» **WORK REQUEST**
Copy the records below without altering a single word.

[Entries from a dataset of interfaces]
□ □ □

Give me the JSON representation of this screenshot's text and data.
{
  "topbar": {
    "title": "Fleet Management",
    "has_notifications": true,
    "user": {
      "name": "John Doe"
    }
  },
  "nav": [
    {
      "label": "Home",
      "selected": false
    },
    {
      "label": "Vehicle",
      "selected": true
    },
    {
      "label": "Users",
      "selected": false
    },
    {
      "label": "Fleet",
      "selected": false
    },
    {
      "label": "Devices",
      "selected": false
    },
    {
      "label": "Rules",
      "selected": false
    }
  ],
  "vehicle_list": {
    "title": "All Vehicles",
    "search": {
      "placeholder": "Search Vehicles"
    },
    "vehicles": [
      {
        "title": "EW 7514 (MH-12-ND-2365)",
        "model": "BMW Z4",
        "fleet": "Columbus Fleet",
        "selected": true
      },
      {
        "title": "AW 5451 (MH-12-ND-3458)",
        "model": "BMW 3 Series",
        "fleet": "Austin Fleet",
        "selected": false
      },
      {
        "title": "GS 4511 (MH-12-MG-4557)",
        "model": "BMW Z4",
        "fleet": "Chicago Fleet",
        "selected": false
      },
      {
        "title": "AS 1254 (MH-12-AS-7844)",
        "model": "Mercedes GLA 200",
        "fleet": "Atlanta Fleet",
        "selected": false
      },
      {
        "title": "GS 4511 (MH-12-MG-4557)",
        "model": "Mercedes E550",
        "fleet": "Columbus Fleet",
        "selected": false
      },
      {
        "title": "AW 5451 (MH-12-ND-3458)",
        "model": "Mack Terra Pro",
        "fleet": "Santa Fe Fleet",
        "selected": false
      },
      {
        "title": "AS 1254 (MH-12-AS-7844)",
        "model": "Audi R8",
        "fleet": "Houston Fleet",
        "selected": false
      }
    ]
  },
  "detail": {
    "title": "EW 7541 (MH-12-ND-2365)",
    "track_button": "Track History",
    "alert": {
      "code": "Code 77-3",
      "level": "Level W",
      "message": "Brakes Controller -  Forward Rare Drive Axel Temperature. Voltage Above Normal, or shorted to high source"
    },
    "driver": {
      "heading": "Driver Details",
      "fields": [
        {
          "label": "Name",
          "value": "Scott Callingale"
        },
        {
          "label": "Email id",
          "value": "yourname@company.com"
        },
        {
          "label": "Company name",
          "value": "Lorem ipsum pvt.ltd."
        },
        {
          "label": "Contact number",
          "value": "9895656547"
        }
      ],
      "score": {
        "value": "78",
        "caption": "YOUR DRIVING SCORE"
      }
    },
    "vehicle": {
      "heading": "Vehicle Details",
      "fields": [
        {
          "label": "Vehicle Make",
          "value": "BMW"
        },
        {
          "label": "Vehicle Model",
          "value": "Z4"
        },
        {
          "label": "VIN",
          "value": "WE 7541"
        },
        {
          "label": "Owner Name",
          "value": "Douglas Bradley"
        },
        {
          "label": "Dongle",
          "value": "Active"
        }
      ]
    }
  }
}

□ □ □

» **RESPONSE AREA**
Give me the JSON representation of this screenshot's text and data.
{
  "topbar": {
    "title": "Fleet Management",
    "has_notifications": true,
    "user": {
      "name": "John Doe"
    }
  },
  "nav": [
    {
      "label": "Home",
      "selected": false
    },
    {
      "label": "Vehicle",
      "selected": true
    },
    {
      "label": "Users",
      "selected": false
    },
    {
      "label": "Fleet",
      "selected": false
    },
    {
      "label": "Devices",
      "selected": false
    },
    {
      "label": "Rules",
      "selected": false
    }
  ],
  "vehicle_list": {
    "title": "All Vehicles",
    "search": {
      "placeholder": "Search Vehicles"
    },
    "vehicles": [
      {
        "title": "EW 7514 (MH-12-ND-2365)",
        "model": "BMW Z4",
        "fleet": "Columbus Fleet",
        "selected": true
      },
      {
        "title": "AW 5451 (MH-12-ND-3458)",
        "model": "BMW 3 Series",
        "fleet": "Austin Fleet",
        "selected": false
      },
      {
        "title": "GS 4511 (MH-12-MG-4557)",
        "model": "BMW Z4",
        "fleet": "Chicago Fleet",
        "selected": false
      },
      {
        "title": "AS 1254 (MH-12-AS-7844)",
        "model": "Mercedes GLA 200",
        "fleet": "Atlanta Fleet",
        "selected": false
      },
      {
        "title": "GS 4511 (MH-12-MG-4557)",
        "model": "Mercedes E550",
        "fleet": "Columbus Fleet",
        "selected": false
      },
      {
        "title": "AW 5451 (MH-12-ND-3458)",
        "model": "Mack Terra Pro",
        "fleet": "Santa Fe Fleet",
        "selected": false
      },
      {
        "title": "AS 1254 (MH-12-AS-7844)",
        "model": "Audi R8",
        "fleet": "Houston Fleet",
        "selected": false
      }
    ]
  },
  "detail": {
    "title": "EW 7541 (MH-12-ND-2365)",
    "track_button": "Track History",
    "alert": {
      "code": "Code 77-3",
      "level": "Level W",
      "message": "Brakes Controller -  Forward Rare Drive Axel Temperature. Voltage Above Normal, or shorted to high source"
    },
    "driver": {
      "heading": "Driver Details",
      "fields": [
        {
          "label": "Name",
          "value": "Scott Callingale"
        },
        {
          "label": "Email id",
          "value": "yourname@company.com"
        },
        {
          "label": "Company name",
          "value": "Lorem ipsum pvt.ltd."
        },
        {
          "label": "Contact number",
          "value": "9895656547"
        }
      ],
      "score": {
        "value": "78",
        "caption": "YOUR DRIVING SCORE"
      }
    },
    "vehicle": {
      "heading": "Vehicle Details",
      "fields": [
        {
          "label": "Vehicle Make",
          "value": "BMW"
        },
        {
          "label": "Vehicle Model",
          "value": "Z4"
        },
        {
          "label": "VIN",
          "value": "WE 7541"
        },
        {
          "label": "Owner Name",
          "value": "Douglas Bradley"
        },
        {
          "label": "Dongle",
          "value": "Active"
        }
      ]
    }
  }
}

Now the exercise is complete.